*** Opening Source data ***
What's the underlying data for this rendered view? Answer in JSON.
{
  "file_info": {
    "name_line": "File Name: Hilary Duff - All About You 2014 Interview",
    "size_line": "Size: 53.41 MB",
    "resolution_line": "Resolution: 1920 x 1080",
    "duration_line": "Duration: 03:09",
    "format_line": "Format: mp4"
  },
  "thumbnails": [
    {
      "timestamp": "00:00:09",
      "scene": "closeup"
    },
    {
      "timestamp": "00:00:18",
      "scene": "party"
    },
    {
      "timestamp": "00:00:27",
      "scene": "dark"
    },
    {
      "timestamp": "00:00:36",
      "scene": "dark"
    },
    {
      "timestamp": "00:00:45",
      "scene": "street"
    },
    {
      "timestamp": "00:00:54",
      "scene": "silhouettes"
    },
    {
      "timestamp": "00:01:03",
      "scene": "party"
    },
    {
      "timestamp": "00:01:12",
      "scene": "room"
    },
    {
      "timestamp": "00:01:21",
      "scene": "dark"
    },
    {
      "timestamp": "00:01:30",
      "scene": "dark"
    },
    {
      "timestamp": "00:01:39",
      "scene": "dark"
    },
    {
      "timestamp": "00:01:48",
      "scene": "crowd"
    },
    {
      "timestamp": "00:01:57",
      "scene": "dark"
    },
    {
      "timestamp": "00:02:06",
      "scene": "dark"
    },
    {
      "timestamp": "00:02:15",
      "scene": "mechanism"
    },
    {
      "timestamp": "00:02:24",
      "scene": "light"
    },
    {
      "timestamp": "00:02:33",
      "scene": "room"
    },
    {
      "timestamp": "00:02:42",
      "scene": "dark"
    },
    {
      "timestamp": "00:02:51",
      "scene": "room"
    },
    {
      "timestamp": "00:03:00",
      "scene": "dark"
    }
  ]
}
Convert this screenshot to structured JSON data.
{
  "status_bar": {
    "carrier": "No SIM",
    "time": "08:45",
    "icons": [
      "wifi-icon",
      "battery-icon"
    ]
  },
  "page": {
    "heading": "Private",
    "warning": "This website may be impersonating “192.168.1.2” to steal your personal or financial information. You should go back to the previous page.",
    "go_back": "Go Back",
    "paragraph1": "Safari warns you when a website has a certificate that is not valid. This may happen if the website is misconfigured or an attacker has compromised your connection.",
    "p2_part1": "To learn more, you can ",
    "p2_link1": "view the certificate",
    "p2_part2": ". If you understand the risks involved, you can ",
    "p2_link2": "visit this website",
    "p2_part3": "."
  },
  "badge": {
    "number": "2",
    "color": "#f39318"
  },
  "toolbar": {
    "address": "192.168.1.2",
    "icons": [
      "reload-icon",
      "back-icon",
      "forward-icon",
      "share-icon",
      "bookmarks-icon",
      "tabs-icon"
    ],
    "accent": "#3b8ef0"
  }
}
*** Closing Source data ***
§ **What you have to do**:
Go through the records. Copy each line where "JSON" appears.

§ **Response**:
What's the underlying data for this rendered view? Answer in JSON.
Convert this screenshot to structured JSON data.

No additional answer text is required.